They upgraded the quality of that mount to a more robust one. Original A7-series owners have turned to manufacturers like Fotodiox to upgrade the plastic ring inside to a more robust metal ring. But still, it's just a good idea if attaching a heavy lens to provide support. We'll explore that a little bit later. Why don't you show them the same thing here on the Sony body? - So, Metabones, once again, has made another adapter, but this time it's for Sony E-mount cameras. This is an active lens mount that's also going to communicate electronic information from the lens to your camera.
So if I'm using a Canon EF lens again, which has electronic information that it wants to send, auto-focus, iris, this mount will do the same thing and it'll preserve the full-frame sensor size, because it's already a full-frame camera. So these combinations work really well. Auto-focus is on. You get all the functions that you had as if this is on a Canon camera with a Canon mount, dedicated. It's keeping the lines of communication open between lens and camera.
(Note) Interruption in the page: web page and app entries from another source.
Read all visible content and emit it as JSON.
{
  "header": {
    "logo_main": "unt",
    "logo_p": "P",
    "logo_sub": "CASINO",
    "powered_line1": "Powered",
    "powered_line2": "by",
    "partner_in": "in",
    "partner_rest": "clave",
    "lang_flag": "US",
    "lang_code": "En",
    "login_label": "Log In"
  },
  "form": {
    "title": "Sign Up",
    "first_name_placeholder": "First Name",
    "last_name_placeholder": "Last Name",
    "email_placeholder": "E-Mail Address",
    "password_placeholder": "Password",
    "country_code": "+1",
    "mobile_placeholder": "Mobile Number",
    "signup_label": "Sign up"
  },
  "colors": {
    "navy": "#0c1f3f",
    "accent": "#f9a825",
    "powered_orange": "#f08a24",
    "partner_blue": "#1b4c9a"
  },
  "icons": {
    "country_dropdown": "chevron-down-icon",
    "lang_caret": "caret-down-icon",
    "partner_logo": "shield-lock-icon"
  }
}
- One of the challenges of the Micro 4/3 format is shooting lighter. This is going to give you the ability to switch it to a more full-frame-like behavior, as far as focal-length. Not performance for low light. It doesn't really do that, but it does compensate and gives you the ability to sort of shoot as advertised on the lens. Plus, I know, for example, Jim, you have a lot of Canon lenses from the years, and the ability to switch those and use them on a Sony is probably pretty appealing if you're making a purchasing decision or a rental decision. - Absolutely.
With any purchase as a professional videographer, you want to be able to cross-purpose as much of the gear as you can. So lenses that work on one camera system, if they can work across a bunch of other lenses by adding something like a lens adapter, is something I'm going to want to invest in. And it'll also increase the shelf-life of lenses, which are already one of the pieces of gear you can have that have a very lengthy shelf-life, instead of cameras which seem to change every couple of years. You want to increase the longevity of this equipment and being able to use them on cameras as they come and go is a huge factor in making those decisions.
So now that we have the means to attach just about any lens we have in our inventory to these cameras, let's look at some of the Cinema lenses that are popular with professional film-makers.
- An understanding of mirrorless interchangeable lens cameras
- Evaluating the impact of sensor size
- Recording in-camera and with an external recorder
- Choosing lenses and accessories for 4K cameras
- Adapting 4K cameras with cage and rail systems
- Improving recording quality
- Attaching gimbals
- Capturing 4K video with drones